Dataset rows for apps and sites:
:::

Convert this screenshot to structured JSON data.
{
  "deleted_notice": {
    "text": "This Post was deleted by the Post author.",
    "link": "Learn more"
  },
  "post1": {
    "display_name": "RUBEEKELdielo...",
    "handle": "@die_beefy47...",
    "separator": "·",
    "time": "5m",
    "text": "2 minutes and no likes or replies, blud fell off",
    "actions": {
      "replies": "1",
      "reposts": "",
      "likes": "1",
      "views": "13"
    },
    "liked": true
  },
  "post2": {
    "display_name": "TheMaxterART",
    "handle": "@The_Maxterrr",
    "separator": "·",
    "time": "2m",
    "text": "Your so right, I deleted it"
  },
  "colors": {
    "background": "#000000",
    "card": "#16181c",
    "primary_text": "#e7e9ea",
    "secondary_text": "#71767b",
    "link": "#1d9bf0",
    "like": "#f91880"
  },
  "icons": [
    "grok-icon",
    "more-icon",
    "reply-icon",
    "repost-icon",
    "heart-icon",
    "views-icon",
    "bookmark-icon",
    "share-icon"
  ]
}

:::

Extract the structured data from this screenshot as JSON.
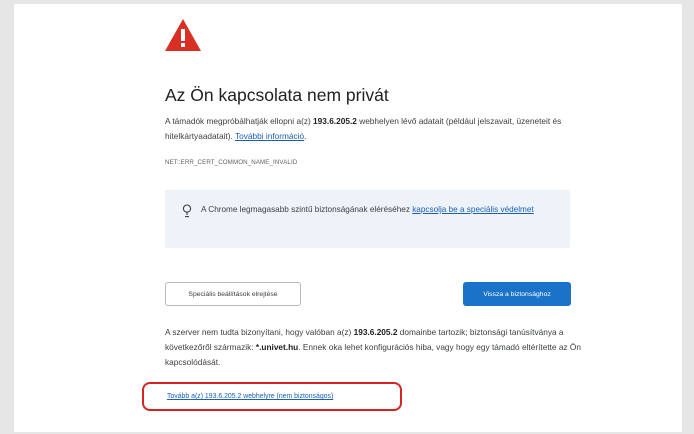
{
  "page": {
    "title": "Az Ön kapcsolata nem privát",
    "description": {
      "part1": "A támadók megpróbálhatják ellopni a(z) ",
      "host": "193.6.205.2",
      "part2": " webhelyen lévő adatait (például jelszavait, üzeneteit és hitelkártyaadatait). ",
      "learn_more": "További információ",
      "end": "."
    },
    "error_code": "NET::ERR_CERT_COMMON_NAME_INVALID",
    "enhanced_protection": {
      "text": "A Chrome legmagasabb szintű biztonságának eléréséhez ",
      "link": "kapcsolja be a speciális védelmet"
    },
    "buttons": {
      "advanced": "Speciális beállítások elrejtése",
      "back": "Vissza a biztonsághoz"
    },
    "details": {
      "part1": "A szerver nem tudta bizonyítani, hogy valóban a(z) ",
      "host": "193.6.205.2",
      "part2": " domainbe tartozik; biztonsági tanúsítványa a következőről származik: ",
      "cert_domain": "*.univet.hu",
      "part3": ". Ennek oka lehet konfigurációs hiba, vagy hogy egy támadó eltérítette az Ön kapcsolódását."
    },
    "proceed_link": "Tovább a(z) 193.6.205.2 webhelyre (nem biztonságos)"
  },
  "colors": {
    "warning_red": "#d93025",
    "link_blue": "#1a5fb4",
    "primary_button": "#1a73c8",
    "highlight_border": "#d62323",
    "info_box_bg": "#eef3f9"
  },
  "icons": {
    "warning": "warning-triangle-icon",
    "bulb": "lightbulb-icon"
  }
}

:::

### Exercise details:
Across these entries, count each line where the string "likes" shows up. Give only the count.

### Problem solution:
2